40 See in particular sections 51, 52, 106, 107 and 108 of the Constitution.
41 Some subjects are exclusively Commonwealth, such as those set out in section 52.
42 See section 109 of the Constitution.
43 Allan and Aroney 2008.
44 Selway and Williams 2005.
45 Attorney-General (NSW) v Collector of Customs for NSW (1908) 5 CLR 818 (Steel Rails).
46 Baxter v Commissioners of Taxation (NSW) (1907) 4 CLR 1087; D’Emden v Pedder (1904) 1 CLR 91; Deakin v Webb (1904) 1 CLR 585.
47 Federated Amalgamated Government Railway and Tramway Service Association v New South Wales Railway Traffic Employees Association (1906) 4 CLR 488 (Railway Servants’).
48 Williams, Brennan and Lynch 2018, 280.
49 Engineers (1920) 28 CLR 129.

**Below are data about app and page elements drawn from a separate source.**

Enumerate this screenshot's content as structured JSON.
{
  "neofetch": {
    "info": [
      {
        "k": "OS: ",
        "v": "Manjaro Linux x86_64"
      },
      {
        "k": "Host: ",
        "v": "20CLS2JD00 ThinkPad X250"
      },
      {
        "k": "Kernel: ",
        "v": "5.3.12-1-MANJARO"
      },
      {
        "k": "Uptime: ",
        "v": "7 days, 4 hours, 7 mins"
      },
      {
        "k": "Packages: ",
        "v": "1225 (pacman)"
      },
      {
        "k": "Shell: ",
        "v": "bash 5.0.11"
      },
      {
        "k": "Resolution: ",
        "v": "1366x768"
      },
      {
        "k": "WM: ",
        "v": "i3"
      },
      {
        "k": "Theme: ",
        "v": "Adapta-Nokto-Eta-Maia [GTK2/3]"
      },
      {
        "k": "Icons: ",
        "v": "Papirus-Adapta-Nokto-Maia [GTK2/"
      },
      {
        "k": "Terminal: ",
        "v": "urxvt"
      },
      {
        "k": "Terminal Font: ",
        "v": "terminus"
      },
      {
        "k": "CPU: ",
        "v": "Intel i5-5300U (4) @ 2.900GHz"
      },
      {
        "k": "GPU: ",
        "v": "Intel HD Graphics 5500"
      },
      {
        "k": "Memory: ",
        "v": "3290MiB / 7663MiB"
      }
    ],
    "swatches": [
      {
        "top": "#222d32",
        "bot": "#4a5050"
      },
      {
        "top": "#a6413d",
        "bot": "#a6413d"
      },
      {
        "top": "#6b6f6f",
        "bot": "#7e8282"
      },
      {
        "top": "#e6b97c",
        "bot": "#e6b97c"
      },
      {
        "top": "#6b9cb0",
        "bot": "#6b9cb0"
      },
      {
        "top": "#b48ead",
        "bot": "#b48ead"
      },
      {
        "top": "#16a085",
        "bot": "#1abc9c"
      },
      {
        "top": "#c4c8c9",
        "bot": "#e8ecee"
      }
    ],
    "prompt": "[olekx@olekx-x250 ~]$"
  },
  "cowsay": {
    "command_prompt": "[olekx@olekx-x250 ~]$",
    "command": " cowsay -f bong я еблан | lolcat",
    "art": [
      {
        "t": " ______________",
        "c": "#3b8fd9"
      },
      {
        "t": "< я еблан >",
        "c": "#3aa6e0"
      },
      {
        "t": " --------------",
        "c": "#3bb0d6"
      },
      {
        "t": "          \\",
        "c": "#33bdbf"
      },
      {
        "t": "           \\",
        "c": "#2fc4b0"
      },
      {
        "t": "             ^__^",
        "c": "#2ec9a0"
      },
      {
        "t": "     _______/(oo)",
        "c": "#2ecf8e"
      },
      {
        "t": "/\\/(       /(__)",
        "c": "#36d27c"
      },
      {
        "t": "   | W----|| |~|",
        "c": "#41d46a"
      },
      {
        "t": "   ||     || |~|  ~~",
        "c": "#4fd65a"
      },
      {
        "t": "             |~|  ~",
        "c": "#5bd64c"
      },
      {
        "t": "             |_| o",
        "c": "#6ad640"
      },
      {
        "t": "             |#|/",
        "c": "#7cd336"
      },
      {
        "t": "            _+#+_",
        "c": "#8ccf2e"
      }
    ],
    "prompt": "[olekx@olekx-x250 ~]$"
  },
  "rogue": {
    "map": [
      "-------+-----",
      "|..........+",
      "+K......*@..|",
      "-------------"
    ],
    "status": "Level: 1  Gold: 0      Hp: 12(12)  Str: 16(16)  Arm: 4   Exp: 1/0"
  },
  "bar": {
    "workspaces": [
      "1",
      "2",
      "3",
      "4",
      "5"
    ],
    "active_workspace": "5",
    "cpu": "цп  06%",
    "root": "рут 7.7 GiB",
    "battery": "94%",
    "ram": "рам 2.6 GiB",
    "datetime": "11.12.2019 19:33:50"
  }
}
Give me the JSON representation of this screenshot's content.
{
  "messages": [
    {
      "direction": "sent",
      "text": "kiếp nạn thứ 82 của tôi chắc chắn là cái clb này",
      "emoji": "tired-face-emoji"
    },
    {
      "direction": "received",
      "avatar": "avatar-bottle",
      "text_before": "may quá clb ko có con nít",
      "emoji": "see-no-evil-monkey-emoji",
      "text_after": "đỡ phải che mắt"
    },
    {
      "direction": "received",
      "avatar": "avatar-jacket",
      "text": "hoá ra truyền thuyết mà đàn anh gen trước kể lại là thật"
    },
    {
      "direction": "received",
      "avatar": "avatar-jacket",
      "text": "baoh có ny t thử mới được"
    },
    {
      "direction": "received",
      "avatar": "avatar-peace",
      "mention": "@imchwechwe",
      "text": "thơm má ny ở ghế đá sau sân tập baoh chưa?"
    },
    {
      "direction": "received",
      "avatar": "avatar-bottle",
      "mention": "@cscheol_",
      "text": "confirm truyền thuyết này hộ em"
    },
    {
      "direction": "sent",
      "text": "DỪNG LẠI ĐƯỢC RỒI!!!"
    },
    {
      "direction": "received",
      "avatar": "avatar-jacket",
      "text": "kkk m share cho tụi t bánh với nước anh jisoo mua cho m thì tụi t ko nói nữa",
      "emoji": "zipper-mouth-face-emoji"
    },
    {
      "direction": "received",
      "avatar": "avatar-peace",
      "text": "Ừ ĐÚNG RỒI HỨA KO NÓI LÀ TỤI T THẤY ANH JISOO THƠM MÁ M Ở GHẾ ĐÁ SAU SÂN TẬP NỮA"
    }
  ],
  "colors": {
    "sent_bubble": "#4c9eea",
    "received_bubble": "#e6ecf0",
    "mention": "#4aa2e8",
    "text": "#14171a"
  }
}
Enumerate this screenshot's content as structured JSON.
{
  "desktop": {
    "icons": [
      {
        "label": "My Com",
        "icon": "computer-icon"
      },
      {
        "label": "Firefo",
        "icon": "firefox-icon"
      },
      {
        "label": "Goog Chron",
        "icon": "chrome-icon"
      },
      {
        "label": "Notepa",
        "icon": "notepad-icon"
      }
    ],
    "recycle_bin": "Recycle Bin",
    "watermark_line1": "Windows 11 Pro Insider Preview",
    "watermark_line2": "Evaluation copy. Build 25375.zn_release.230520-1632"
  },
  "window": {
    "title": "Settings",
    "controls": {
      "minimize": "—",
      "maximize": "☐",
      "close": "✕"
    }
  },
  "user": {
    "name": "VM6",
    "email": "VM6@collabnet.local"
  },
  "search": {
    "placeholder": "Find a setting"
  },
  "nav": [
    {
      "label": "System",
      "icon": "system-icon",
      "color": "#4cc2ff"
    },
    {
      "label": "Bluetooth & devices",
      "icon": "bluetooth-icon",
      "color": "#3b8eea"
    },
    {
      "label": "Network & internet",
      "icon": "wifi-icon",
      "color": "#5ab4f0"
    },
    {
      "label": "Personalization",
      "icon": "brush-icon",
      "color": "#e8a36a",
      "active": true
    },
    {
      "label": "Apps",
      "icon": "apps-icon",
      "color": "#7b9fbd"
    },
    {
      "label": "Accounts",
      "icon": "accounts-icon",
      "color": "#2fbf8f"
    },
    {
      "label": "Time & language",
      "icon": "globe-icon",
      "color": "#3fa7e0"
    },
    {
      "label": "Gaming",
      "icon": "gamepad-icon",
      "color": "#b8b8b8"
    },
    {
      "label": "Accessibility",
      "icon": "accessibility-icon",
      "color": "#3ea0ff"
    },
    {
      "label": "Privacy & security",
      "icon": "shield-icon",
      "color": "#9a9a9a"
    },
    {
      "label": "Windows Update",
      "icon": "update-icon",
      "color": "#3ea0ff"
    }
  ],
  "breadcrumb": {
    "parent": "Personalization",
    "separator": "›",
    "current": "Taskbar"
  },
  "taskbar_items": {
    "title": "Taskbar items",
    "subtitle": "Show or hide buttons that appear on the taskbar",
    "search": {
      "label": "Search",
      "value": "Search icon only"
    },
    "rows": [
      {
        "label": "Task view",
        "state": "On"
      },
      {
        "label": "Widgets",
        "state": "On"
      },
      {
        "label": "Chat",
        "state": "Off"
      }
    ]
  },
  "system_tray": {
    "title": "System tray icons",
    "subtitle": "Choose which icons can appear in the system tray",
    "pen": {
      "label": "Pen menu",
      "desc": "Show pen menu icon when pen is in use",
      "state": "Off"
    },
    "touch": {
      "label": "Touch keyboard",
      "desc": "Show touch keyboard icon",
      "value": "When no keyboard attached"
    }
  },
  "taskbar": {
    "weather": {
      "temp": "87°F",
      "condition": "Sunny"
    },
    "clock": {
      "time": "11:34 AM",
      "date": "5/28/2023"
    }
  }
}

50 Selway and Williams 2005, 480.
51 Selway and Williams 2005, 480.
52 Koowarta v Bjelke-Petersen (1982) 153 CLR 168.
53 Commonwealth v Tasmania (1983) 158 CLR 1 (Tasmanian Dam).
54 Richardson v Forestry Commission (1988) 164 CLR 261.
55 Victoria v Commonwealth (1996) 187 CLR 416 (Industrial Relations Act).
56 Strickland v Rocla Concrete Pipes Ltd (1971) 124 CLR 468.
57 New South Wales v Commonwealth (2006) 229 CLR 1 (Work Choices).
58 Such as sections 80, 92 and 116 of the Constitution.
59 Galligan and Morton 2017.
60 Plaintiff S157/2002 v Commonwealth of Australia (2003) 211 CLR 476 (Plaintiff S157). This implication was extended to state Supreme Courts in Kirk v Industrial Court of New South Wales (2010) 239 CLR 531.
61 Roux 2015, 1.
62 Australian Capital Television Pty Ltd v Commonwealth (1992) 177 CLR 106; Nationwide News Pty Ltd v Wills (1992) 177 CLR 1.
63 Roach v Electoral Commissioner (2007) 233 CLR 162.
64 Williams, Brennan and Lynch 2018, 1328. See also Patapan 2000.
65 Nationwide News Pty Ltd v Wills (1992) 177 CLR 1.
66 Australian Capital Television Pty Ltd v Commonwealth (1992) 177 CLR 106.
67 Roach v Electoral Commissioner (2007) 233 CLR 162.
68 Rowe v Electoral Commissioner (2010) 243 CLR 1.
69 Unions NSW v New South Wales (2019) HCA 1; Unions NSW v New South Wales (2013) 252 CLR 530.
70 Levy v Victoria (1997) 189 CLR 579.
71 Murphy v Electoral Commissioner (2016) 334 ALR 369.
72 McCloy v New South Wales (2015) 257 CLR 178.